_EXERCISE DIRECTIONS_
What is needed is every line of the data that includes the word "JSON". Please copy each one.

**********

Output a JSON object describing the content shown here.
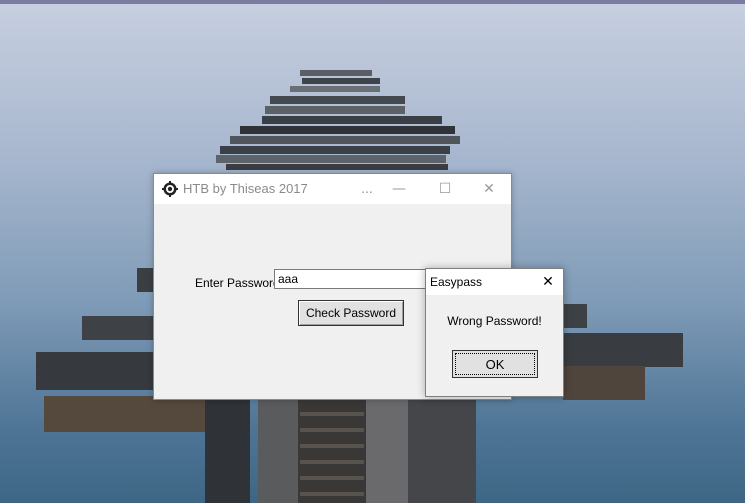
{
  "main_window": {
    "title": "HTB by Thiseas 2017",
    "more_glyph": "...",
    "minimize_glyph": "—",
    "maximize_glyph": "☐",
    "close_glyph": "✕",
    "icon": "gear-app-icon",
    "password_label": "Enter Password",
    "password_value": "aaa",
    "check_button_label": "Check Password"
  },
  "message_box": {
    "title": "Easypass",
    "close_glyph": "✕",
    "message": "Wrong Password!",
    "ok_label": "OK"
  },
  "colors": {
    "title_text_inactive": "#8a8a8a",
    "window_bg": "#f0f0f0",
    "button_bg": "#e1e1e1"
  }
}
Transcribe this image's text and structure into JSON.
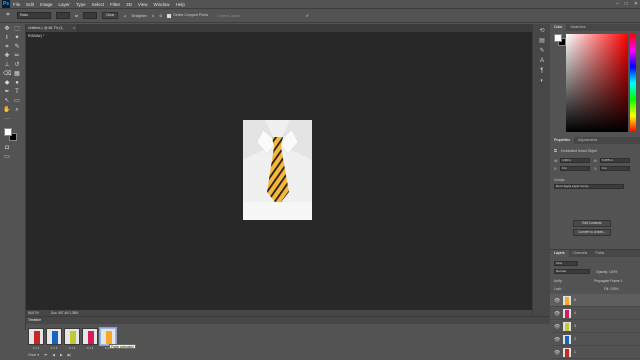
{
  "menubar": {
    "logo": "Ps",
    "items": [
      "File",
      "Edit",
      "Image",
      "Layer",
      "Type",
      "Select",
      "Filter",
      "3D",
      "View",
      "Window",
      "Help"
    ],
    "window_controls": [
      "–",
      "□",
      "✕"
    ]
  },
  "options_bar": {
    "ratio": "Ratio",
    "clear_label": "Clear",
    "straighten_label": "Straighten",
    "delete_cropped_label": "Delete Cropped Pixels",
    "content_aware_label": "Content-Aware"
  },
  "document": {
    "tab_title": "Untitled-1 @ 66.7% (1, RGB/8#) *",
    "close": "×",
    "zoom": "66.67%",
    "doc_size": "Doc: 487.4K/1.38M"
  },
  "timeline": {
    "title": "Timeline",
    "frames": [
      {
        "delay": "0.1 ▾",
        "tie": "#c62828"
      },
      {
        "delay": "0.1 ▾",
        "tie": "#1565c0"
      },
      {
        "delay": "0.1 ▾",
        "tie": "#c0ca33"
      },
      {
        "delay": "0.1 ▾",
        "tie": "#d81b60"
      },
      {
        "delay": "0.1 ▾",
        "tie": "#f9a825"
      }
    ],
    "tooltip": "Paste animation",
    "loop": "Once ▾",
    "controls": [
      "⏮",
      "◀",
      "▶",
      "▶|"
    ]
  },
  "color_panel": {
    "tabs": [
      "Color",
      "Swatches"
    ]
  },
  "properties_panel": {
    "tabs": [
      "Properties",
      "Adjustments"
    ],
    "object_type": "Embedded Smart Object",
    "w_label": "W:",
    "w_value": "4.36 in",
    "h_label": "H:",
    "h_value": "6.255 in",
    "x_label": "X:",
    "x_value": "0 in",
    "y_label": "Y:",
    "y_value": "0 in",
    "comps_label": "Comps",
    "comps_value": "Don't Apply Layer Comp",
    "edit_button": "Edit Contents",
    "convert_button": "Convert to Linked..."
  },
  "layers_panel": {
    "tabs": [
      "Layers",
      "Channels",
      "Paths"
    ],
    "kind": "Kind",
    "blend": "Normal",
    "opacity": "Opacity: 100%",
    "unify": "Unify:",
    "propagate": "Propagate Frame 1",
    "lock": "Lock:",
    "fill": "Fill: 100%",
    "layers": [
      {
        "name": "5",
        "tie": "#f9a825"
      },
      {
        "name": "4",
        "tie": "#d81b60"
      },
      {
        "name": "3",
        "tie": "#c0ca33"
      },
      {
        "name": "2",
        "tie": "#1565c0"
      },
      {
        "name": "1",
        "tie": "#c62828"
      }
    ]
  },
  "icons": {
    "move": "✥",
    "marquee": "⬚",
    "lasso": "ℓ",
    "wand": "✦",
    "crop": "⌗",
    "eyedropper": "✎",
    "heal": "✚",
    "brush": "✏",
    "stamp": "⊥",
    "history": "↺",
    "eraser": "⌫",
    "gradient": "▦",
    "blur": "◆",
    "dodge": "●",
    "pen": "✒",
    "type": "T",
    "path": "↖",
    "shape": "▭",
    "hand": "✋",
    "zoom": "⌕",
    "more": "···"
  }
}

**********

_EXERCISE RESULT_
Output a JSON object describing the content shown here.
Transcribe this image's text and structure into JSON.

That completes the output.